The hemagglutination inhibition test revealed positivity to SIV-H1N1p in 36.3% gilts, 33.3% sows with 1-2 births and 30.3% sows with multiparous ( > 3) births. The data suggest a trend in reactivity to SIV-H1N1p, as the antibody response appears to decrease through time.
PRDC presentation was lower in SIV-H1N1p-negative than SIV-H1N1p-positive farms (Table 4). The odds ratio value and p value revealed significant differences (p < 0.05) in PRDC risk presentation in gilts and multiparous sows of SIV-H1H1p-positive farms (Figure 2). Analysis was completed using logistic regression to determine the likelihood of increase in PRDC disease presentation in SIV-H1N1p-positive farms.
PRDC Negative SIV-H1N1p farms Positive SIV-H1N1p farms App 64.5% 81.1% Myh 56.9% 79.4% PCV2 87.5% 96.0% PRRSVV 15.3% 1.6%
Table 4. PRDC percentage in SIV-H1N1p-positive and-negative farms
According to our results, SIV-H1N1p-positive farms had 3.19, 1.75 and 5.14 times greater risk of introduction of APP, Myh and PCV2, respectively, compared with SIV-H1N1p-negative farms. In contrast, for PRRSV, reduced risk of disease presentation (OR, 0.05) was observed in farms positive for SIV-H1N1p.
The presence of SIV-H1N1p in positive farms increases the risk of introduction of PRCD especially PCV2, APP and Myh. When analyzed byage group, the gilts are more susceptible to PCV2, Myh and APP, respectively, while multiparous sows are more susceptible to PCV2, APP and Myh.

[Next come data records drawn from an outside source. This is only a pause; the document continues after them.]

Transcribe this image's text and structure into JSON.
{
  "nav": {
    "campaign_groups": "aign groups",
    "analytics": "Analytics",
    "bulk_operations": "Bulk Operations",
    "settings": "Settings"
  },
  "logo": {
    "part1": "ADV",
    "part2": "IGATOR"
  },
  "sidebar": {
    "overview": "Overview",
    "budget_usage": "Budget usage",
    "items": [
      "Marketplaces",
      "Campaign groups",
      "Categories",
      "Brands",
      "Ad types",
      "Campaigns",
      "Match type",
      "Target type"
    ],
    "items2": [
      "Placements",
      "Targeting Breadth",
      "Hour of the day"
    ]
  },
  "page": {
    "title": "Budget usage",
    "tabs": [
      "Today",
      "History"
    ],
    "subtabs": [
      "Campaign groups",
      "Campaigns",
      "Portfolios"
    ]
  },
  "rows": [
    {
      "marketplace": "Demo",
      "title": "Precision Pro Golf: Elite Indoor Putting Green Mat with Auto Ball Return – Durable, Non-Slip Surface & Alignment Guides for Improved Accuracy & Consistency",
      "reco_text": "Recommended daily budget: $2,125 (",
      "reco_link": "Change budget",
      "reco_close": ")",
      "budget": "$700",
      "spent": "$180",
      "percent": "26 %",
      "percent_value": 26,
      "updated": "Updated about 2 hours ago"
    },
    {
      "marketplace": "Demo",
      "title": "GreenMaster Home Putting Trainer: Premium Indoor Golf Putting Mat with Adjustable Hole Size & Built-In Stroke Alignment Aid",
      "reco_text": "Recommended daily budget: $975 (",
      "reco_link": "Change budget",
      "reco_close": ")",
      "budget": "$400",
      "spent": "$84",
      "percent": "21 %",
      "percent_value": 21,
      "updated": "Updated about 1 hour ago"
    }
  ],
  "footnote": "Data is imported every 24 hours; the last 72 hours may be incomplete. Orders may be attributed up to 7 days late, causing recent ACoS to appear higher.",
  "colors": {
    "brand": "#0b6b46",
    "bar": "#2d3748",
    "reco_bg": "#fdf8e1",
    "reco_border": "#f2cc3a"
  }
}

Logistic regression analysis was performed to determine the risk of PRDC presentation in farms positive and negative for SIV-H1N1p. The odds ratio andpvalue revealed significant differences (p < 0.05) in risk PRDC presentation per individual. In animals positive for SIVH1N1p, major risk of Mycoplasma hyopneumoniae, PCV2 and APP presentation was 2.42, 2.08 and 1.98 times that of SIV-negative animals, respectively. In contrast, for PRRSV, the risk of presentation of disease (OR, 0.74) was decreased in animals positive for SIV-H1N1p.